Paul advises that a hotline in Atlanta for Asian discrimination and attacks, which are happening nationwide, is also needed. He adds, “More info specifically for the Asian community is needed,” and says the mayor should also meet with leaders from the Asian community in Atlanta.
“Make sure you’re bringing the best minds and resources to the table that can act quickly,” says Hoff. Whether it’s communicating, or providing support to victims or listening to the community, he believes it’s important to have a team that is completely focused on this now.
“This is not new to us, we have been experiencing this, but with this recent event, it hits home even more,” says Kim. “Such a mixture of grief, anger and frustration; because I am a diversity leader so of course, I look at systems. It’s not just the immediate aspects.”
The impact is unmistakable. Stop AAPI Hate, a national coalition addressing anti-Asian hate amid the COVID-19 pandemic, in a tweet last night, acknowledges what crisis experts say must be addressed.
“Right now there is a great deal of fear and pain in the Asian American community that must be addressed,” they wrote in a post.
For Kim, she is still processing the events and at the time she spoke with Marcom Weekly was not ready to share advice for the city’s communications team. “I’m still thinking about this from a person who is an American citizen, a mother and person who cares for people within my organization and how do we best support each other,” she says.
As a person of faith, Kim remains hopeful, “We have people that we know who are in this fight together, whether they are Asian or Asian American, Black or African-American, Latinx or my white colleagues. This is when I am reminded of Dr. King’s quote about the interrelatedness of all of our communities and how we’re all inextricably tied together.”
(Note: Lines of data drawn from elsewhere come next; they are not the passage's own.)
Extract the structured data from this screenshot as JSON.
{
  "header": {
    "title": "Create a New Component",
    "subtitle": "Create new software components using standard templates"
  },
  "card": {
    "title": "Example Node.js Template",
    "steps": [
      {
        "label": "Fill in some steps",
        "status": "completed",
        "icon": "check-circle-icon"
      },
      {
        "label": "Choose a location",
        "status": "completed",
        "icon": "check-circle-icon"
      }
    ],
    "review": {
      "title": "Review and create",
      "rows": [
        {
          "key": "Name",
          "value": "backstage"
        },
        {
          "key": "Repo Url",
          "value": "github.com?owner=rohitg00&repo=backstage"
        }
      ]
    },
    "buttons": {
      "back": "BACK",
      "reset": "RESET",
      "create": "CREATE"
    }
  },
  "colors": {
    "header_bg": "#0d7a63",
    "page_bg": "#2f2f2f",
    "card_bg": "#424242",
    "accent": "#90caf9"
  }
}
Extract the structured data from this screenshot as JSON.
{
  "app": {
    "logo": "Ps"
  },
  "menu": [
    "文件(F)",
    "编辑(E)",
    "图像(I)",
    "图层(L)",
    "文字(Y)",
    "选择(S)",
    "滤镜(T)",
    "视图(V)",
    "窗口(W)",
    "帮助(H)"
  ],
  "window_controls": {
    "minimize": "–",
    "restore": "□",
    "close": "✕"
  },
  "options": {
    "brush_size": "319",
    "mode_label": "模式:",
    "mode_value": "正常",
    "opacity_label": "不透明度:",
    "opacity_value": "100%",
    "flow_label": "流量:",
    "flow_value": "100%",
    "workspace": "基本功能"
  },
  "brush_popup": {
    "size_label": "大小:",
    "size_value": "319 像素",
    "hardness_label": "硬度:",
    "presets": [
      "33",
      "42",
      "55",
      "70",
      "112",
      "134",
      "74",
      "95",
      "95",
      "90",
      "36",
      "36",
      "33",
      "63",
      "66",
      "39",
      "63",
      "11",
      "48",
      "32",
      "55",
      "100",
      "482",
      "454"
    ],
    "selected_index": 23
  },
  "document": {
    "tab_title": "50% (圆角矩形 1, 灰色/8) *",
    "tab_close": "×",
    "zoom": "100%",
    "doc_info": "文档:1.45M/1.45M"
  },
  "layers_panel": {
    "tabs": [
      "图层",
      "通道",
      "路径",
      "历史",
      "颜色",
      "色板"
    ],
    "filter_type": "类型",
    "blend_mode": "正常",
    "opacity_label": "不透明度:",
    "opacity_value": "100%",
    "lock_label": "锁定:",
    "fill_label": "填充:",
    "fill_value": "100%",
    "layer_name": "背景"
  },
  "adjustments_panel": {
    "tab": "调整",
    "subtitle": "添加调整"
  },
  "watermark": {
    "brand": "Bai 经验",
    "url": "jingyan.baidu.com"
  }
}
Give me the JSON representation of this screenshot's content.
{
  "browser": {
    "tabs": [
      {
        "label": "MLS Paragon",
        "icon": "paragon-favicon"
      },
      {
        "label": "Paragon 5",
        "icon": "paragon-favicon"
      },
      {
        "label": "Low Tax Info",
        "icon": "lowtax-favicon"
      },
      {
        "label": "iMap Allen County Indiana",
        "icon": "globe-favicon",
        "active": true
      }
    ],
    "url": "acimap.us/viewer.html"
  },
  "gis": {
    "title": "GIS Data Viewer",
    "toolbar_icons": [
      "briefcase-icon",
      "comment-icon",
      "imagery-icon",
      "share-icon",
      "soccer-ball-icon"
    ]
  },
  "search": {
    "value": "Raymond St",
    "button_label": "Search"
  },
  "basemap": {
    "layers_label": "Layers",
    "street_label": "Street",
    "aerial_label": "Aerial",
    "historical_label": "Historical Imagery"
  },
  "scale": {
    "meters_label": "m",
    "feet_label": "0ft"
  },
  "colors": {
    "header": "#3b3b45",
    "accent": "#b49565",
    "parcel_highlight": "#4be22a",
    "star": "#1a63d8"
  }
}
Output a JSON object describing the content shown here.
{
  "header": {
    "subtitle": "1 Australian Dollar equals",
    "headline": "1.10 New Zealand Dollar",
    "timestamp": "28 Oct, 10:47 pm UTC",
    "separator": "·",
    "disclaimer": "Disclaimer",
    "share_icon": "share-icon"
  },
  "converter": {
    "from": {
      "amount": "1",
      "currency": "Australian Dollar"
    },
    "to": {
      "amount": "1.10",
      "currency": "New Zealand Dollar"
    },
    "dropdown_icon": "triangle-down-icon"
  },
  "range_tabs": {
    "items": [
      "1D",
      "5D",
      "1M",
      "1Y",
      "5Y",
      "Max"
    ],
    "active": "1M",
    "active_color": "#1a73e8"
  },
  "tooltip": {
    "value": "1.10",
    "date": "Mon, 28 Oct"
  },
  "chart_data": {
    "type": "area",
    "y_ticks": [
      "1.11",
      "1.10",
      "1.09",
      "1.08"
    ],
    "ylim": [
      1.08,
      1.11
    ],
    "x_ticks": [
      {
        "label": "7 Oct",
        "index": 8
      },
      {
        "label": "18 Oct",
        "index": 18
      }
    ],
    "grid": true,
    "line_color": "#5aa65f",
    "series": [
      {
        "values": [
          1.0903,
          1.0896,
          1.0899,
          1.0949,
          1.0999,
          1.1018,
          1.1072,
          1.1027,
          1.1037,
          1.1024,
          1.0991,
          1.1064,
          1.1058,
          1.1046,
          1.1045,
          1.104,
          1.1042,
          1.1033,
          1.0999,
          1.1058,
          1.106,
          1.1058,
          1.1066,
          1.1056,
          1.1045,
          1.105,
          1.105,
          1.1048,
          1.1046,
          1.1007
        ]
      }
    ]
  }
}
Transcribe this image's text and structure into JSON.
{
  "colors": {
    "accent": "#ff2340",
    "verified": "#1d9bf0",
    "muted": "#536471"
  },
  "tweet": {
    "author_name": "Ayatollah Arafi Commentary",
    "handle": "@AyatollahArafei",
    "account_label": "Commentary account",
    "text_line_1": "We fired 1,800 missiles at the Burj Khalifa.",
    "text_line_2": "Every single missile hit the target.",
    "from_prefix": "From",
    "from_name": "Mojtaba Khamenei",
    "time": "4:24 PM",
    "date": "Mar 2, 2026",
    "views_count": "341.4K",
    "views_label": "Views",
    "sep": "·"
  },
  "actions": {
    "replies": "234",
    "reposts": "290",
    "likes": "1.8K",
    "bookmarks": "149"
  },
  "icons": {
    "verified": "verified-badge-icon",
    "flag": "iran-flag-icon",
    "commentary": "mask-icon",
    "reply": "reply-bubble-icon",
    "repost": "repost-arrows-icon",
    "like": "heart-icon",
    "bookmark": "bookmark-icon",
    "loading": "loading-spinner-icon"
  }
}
To report an Asian American and/or Pacific Islander (AAPI) hate incident or support the movement to stop AAPI hate please visit https://stopaapihate.org/actnow/.